A key lesson from the international experience, which is also drawn attention to in the IPA report, is the importance of the development of strong voluntary or self-regulation for complementary and alternative therapists. I am very conscious that some progress has already been made in this area, over the last 18 months here in Ireland. This highlights the potential for practitioners working together to meet the requirements of an enhanced regulatory system.

The strengthening of systems of education, training and skills development is a further key priority for the future. We must also begin to bridge basic information gaps in terms of the availability of statistics on complementary therapies and practitioners. The development of research in this area also requires support and development.

In view of the overarching objective to ensure proper protection of the public, it must be a priority to move this demanding agenda for action forward swiftly, building on the excellent work already carried out by Tim O’Sullivan and the IPA with your support and assistance.

As identified in the report, this requires the adoption of a more structured and systematic approach than heretofore. The report therefore recommends the establishment of a broadly based National Working Group. The report envisages that this National Working Group should progress the agenda set out in the report, addressing the other important recommendations highlighted in the IPA report in order to advise me on future measures for the regulation of complementary therapists.

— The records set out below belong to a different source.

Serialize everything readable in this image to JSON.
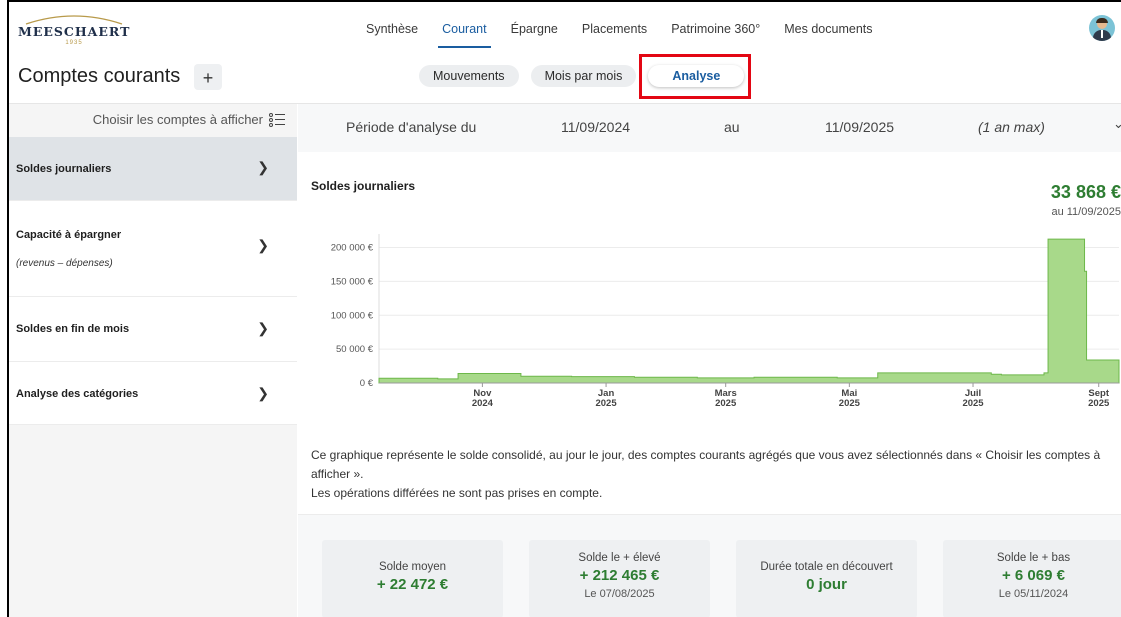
{
  "brand": {
    "name": "MEESCHAERT",
    "year": "1935"
  },
  "nav": {
    "items": [
      "Synthèse",
      "Courant",
      "Épargne",
      "Placements",
      "Patrimoine 360°",
      "Mes documents"
    ],
    "active_index": 1
  },
  "page": {
    "title": "Comptes courants",
    "add_label": "+"
  },
  "segments": {
    "items": [
      "Mouvements",
      "Mois par mois",
      "Analyse"
    ],
    "active_index": 2
  },
  "sidebar": {
    "choose_label": "Choisir les comptes à afficher",
    "items": [
      {
        "label": "Soldes journaliers",
        "sub": ""
      },
      {
        "label": "Capacité à épargner",
        "sub": "(revenus – dépenses)"
      },
      {
        "label": "Soldes en fin de mois",
        "sub": ""
      },
      {
        "label": "Analyse des catégories",
        "sub": ""
      }
    ],
    "active_index": 0
  },
  "period": {
    "label": "Période d'analyse du",
    "start": "11/09/2024",
    "sep": "au",
    "end": "11/09/2025",
    "note": "(1 an max)"
  },
  "chart_header": {
    "title": "Soldes journaliers",
    "amount": "33 868 €",
    "date": "au 11/09/2025"
  },
  "chart_data": {
    "type": "area",
    "x": [
      "2024-09-11",
      "2024-10-10",
      "2024-10-20",
      "2024-11-08",
      "2024-11-20",
      "2024-12-15",
      "2025-01-15",
      "2025-02-15",
      "2025-03-15",
      "2025-04-15",
      "2025-04-25",
      "2025-05-15",
      "2025-06-15",
      "2025-07-10",
      "2025-07-15",
      "2025-08-05",
      "2025-08-07",
      "2025-08-12",
      "2025-08-25",
      "2025-08-26",
      "2025-09-11"
    ],
    "y": [
      7000,
      6069,
      14000,
      14000,
      10000,
      9500,
      8500,
      7500,
      8500,
      8500,
      7500,
      15000,
      15000,
      13000,
      12000,
      15000,
      212465,
      212465,
      165000,
      33868,
      33868
    ],
    "yticks": [
      "0 €",
      "50 000 €",
      "100 000 €",
      "150 000 €",
      "200 000 €"
    ],
    "xticks": [
      {
        "month": "Nov",
        "year": "2024"
      },
      {
        "month": "Jan",
        "year": "2025"
      },
      {
        "month": "Mars",
        "year": "2025"
      },
      {
        "month": "Mai",
        "year": "2025"
      },
      {
        "month": "Juil",
        "year": "2025"
      },
      {
        "month": "Sept",
        "year": "2025"
      }
    ],
    "ylim": [
      0,
      220000
    ],
    "color": "#a8d98a",
    "line_color": "#6db84a"
  },
  "description": {
    "line1": "Ce graphique représente le solde consolidé, au jour le jour, des comptes courants agrégés que vous avez sélectionnés dans « Choisir les comptes à afficher ».",
    "line2": "Les opérations différées ne sont pas prises en compte."
  },
  "stats": [
    {
      "label": "Solde moyen",
      "value": "+ 22 472 €",
      "date": ""
    },
    {
      "label": "Solde le + élevé",
      "value": "+ 212 465 €",
      "date": "Le 07/08/2025"
    },
    {
      "label": "Durée totale en découvert",
      "value": "0 jour",
      "date": ""
    },
    {
      "label": "Solde le + bas",
      "value": "+ 6 069 €",
      "date": "Le 05/11/2024"
    }
  ]
}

Consequently, I am very pleased to announce this afternoon, the establishment of a National Working Group.

I am also delighted to announce that the Group is to be chaired by Teri Garvey, the broadcaster and educationalist – who is here in the audience this afternoon. As many of you may know, Teri has a longstanding professional and personal interest in complementary therapies and I believe she possesses the knowledge, skills and expertise to make a very important contribution working with you and your representative organisations, through the National Working Group, in helping to build your sense of ownership for any developments in the regulatory environment.

In looking to the membership of the National Working Group, a balance must clearly be struck between the need to facilitate focused and effective working – which will constrain the size of the group overall – and the need to ensure appropriate representation, and required skills, knowledge and expertise. My Department will be working with Teri in the coming weeks in order to ensure that we get this balance right, with a view to holding the first meeting of the Working Group early in the New Year.

A National Working Group, operating in co-operation with the representative bodies in this field can continue to develop the consultative process, building on the goodwill and positive attitude towards better regulation expressed by participants at the Forum and in subsequent submissions. This will help ensure that in its work, the National Working Group remains fully informed of the views of all stakeholders in this process.

The approach we are adopting is therefore underpinned by a clear recognition that practitioners themselves are best placed to assess and evaluate the positive contribution that improved regulation can make to the delivery of services to the public.

It is clear that the consultative process, initiated at last year´s Forum has already borne fruit as evidenced by the excellent IPA report being launched today. I trust that that partnership approach that has supported in bringing this process to where it is today, will continue and be sustained in the future through support for the National Working Group.

On which note, I would like to wish you well in the important and challenging programme of work now to be undertaken for your sector.

I now invite Teri Garvey to the podium to say a few words of introduction to you and share some of her perspectives on the agenda for the better regulation of practitioners that lies ahead.

Thank you.